Using the entries that follow, collect the lines where the word "rada" appears.

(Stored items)
----------------

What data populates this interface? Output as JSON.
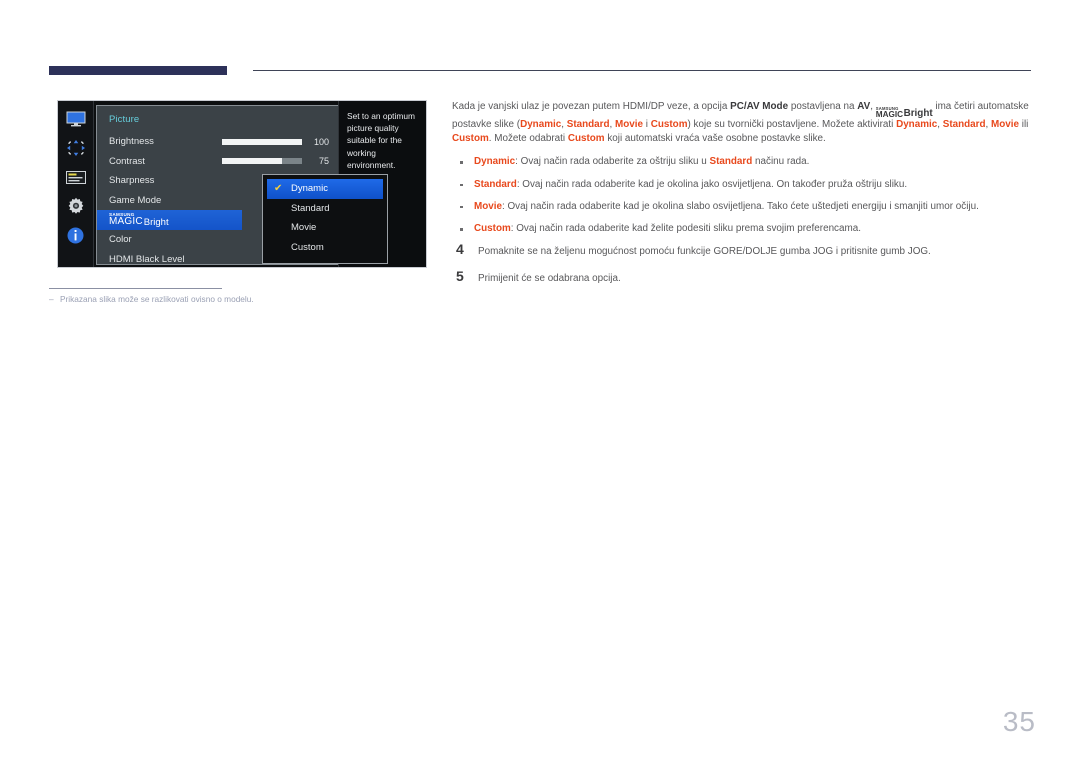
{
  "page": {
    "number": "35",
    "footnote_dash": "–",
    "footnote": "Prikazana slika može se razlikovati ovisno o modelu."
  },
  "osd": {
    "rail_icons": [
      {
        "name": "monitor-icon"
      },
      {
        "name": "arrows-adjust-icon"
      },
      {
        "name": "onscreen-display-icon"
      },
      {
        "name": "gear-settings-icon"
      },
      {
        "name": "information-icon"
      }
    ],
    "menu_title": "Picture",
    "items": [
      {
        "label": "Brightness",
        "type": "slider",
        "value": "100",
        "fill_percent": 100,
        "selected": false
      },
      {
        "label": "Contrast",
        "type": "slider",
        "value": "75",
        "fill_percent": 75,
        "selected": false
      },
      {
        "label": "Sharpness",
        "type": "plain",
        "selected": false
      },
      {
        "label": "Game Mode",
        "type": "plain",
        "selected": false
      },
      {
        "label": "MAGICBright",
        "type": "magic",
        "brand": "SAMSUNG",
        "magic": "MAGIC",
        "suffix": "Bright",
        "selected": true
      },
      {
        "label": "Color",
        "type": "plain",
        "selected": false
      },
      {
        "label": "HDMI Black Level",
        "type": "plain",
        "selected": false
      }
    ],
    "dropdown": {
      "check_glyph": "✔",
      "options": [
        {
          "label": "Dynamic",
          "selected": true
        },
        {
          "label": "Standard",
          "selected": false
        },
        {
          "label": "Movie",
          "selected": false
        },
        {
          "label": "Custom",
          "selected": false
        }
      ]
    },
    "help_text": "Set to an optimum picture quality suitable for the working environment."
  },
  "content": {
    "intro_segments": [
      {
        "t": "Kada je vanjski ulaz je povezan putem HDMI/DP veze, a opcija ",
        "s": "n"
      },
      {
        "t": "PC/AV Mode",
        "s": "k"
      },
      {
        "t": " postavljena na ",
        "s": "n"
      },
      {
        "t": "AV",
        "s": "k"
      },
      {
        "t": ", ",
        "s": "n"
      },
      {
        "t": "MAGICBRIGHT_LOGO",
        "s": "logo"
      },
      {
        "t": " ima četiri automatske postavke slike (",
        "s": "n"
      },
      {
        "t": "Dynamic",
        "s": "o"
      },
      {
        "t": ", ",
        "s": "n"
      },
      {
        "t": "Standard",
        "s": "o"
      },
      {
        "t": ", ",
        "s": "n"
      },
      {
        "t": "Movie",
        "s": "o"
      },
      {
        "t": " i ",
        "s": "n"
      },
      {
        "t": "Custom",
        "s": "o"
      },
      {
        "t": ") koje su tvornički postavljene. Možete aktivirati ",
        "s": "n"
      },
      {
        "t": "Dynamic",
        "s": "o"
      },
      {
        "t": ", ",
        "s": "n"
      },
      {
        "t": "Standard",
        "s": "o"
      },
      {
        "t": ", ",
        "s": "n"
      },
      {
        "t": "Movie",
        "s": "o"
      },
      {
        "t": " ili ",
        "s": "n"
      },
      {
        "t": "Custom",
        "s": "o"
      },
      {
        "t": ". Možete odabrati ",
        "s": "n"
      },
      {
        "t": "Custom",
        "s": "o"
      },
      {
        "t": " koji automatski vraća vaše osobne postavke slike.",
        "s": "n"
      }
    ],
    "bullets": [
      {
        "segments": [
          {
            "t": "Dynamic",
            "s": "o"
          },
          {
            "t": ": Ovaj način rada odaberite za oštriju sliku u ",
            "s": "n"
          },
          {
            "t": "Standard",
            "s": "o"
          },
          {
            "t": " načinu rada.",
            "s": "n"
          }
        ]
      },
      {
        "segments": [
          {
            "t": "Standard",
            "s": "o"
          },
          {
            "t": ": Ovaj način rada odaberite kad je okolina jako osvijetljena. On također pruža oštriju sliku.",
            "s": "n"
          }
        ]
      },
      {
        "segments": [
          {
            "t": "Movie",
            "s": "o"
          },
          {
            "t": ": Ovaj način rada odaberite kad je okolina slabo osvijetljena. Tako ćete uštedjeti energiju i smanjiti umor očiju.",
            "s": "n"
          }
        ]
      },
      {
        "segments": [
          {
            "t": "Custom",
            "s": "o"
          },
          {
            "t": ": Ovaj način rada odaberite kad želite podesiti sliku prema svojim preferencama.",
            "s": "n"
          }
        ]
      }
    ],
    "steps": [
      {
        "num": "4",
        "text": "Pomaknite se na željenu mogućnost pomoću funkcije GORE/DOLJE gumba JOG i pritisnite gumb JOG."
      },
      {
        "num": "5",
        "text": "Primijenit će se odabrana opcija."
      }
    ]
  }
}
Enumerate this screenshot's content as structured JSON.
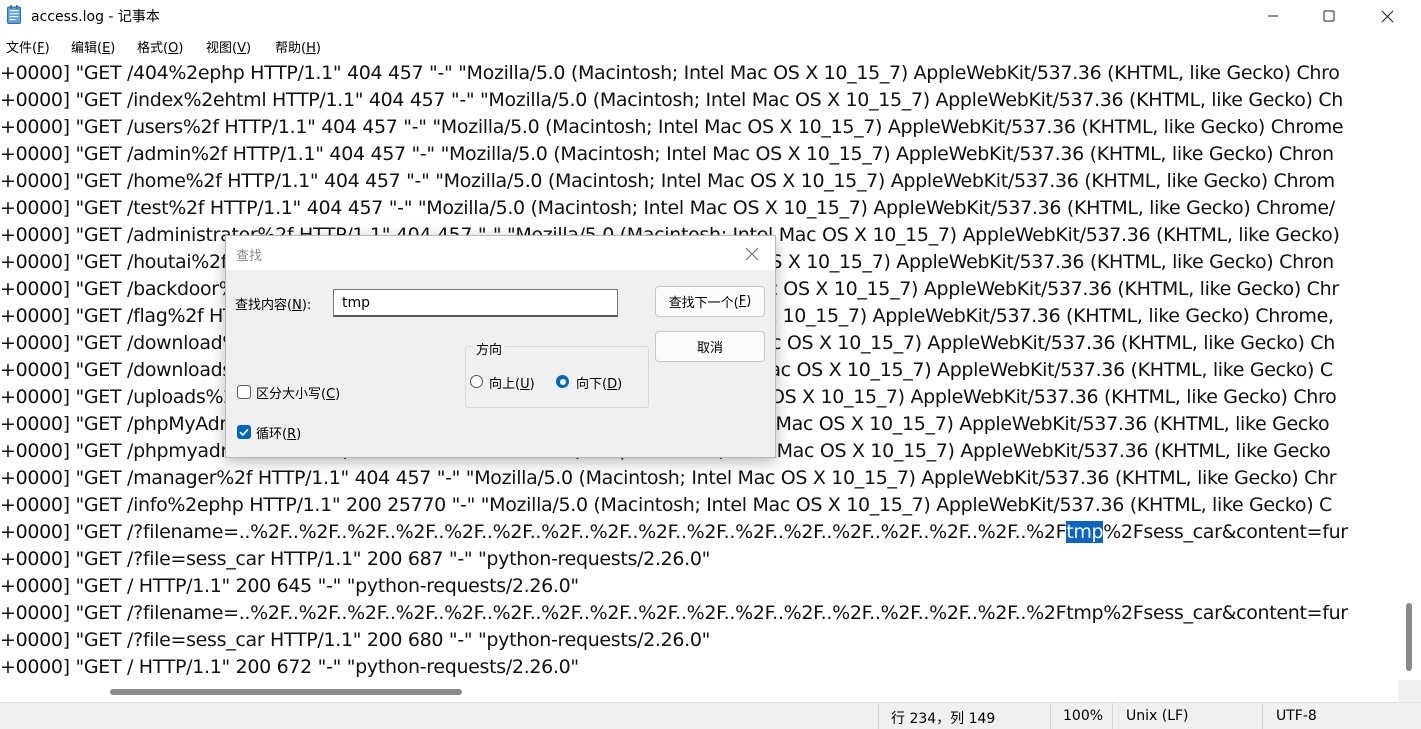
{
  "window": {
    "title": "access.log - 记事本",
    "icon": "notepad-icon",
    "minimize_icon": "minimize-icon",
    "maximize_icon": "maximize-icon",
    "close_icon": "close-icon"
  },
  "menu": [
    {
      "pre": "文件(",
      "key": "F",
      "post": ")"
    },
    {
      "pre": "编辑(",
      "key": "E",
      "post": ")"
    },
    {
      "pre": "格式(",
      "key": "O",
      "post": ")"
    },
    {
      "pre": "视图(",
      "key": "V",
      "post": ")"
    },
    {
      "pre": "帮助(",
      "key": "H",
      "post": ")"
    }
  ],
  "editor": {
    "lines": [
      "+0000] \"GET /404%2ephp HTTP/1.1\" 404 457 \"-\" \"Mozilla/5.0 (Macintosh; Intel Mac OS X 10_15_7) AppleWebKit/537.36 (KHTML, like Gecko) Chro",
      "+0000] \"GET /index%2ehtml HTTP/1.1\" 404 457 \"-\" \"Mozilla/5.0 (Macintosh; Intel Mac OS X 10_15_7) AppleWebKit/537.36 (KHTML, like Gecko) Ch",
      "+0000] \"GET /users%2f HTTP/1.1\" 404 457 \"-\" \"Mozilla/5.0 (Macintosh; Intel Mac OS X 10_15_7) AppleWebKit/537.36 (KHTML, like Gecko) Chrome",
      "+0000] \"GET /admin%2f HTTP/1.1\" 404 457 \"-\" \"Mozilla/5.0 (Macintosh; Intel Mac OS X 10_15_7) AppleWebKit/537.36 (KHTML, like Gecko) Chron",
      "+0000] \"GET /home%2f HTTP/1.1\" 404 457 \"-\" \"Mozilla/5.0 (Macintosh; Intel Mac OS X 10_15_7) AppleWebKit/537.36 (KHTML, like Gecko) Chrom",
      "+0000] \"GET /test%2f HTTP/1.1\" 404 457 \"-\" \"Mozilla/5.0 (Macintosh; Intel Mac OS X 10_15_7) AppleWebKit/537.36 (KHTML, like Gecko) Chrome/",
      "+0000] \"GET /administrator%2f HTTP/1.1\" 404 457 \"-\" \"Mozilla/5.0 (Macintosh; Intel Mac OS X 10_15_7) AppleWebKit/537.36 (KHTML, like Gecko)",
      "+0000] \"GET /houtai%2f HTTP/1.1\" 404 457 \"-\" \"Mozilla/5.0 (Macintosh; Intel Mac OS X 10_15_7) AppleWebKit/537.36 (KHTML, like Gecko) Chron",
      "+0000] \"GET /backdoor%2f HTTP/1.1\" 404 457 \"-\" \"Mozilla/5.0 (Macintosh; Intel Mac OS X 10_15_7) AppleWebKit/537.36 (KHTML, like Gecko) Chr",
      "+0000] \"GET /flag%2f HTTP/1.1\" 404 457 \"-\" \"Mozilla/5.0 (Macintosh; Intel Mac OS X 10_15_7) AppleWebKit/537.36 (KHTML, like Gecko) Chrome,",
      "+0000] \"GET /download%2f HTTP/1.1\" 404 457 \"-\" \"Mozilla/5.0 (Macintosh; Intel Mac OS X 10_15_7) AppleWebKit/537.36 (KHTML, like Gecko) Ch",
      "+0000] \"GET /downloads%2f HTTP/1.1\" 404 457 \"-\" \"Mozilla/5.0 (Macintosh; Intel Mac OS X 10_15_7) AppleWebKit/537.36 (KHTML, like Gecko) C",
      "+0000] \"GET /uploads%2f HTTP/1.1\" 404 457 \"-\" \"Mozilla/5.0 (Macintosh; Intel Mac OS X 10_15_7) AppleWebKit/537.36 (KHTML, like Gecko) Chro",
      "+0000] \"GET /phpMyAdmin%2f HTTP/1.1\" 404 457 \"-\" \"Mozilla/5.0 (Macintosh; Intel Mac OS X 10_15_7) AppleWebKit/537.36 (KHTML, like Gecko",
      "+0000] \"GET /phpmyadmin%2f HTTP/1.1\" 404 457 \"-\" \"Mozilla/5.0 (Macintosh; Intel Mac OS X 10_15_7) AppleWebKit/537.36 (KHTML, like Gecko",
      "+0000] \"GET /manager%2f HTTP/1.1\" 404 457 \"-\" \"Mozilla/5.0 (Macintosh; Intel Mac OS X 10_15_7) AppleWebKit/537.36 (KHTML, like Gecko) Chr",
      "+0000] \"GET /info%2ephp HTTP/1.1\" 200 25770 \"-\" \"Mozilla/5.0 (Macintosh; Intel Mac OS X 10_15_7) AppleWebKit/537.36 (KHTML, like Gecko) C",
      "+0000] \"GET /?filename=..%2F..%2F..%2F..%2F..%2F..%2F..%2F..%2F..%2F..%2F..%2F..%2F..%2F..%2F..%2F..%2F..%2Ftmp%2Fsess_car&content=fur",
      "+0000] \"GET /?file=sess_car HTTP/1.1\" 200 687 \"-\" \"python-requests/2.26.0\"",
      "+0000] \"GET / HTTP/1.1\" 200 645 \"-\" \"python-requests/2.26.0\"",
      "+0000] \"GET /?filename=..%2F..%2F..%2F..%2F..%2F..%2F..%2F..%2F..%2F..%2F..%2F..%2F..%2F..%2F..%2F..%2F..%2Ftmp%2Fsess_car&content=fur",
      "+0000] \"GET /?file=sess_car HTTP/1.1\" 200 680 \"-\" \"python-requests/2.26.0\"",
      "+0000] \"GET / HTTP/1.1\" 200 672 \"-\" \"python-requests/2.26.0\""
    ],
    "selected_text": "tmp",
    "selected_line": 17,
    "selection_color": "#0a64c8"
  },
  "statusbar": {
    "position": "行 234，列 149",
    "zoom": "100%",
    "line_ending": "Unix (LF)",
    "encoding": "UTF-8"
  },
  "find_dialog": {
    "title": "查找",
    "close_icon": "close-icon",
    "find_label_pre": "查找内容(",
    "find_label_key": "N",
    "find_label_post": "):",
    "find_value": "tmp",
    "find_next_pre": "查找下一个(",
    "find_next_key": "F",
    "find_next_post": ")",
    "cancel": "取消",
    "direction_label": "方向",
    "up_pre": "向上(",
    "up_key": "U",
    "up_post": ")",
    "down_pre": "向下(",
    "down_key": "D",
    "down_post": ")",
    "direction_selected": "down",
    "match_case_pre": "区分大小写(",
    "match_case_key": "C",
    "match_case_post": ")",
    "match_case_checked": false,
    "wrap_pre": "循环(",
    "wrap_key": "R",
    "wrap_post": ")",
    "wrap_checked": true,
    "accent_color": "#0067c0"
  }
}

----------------

» **OUTPUT OF THE EXERCISE**
            "t": ": Ovaj način rada odaberite za oštriju sliku u ",
            "t": " načinu rada.",
            "t": ": Ovaj način rada odaberite kad je okolina jako osvijetljena. On također pruža oštriju sliku.",
            "t": ": Ovaj način rada odaberite kad je okolina slabo osvijetljena. Tako ćete uštedjeti energiju i smanjiti umor očiju.",
            "t": ": Ovaj način rada odaberite kad želite podesiti sliku prema svojim preferencama.",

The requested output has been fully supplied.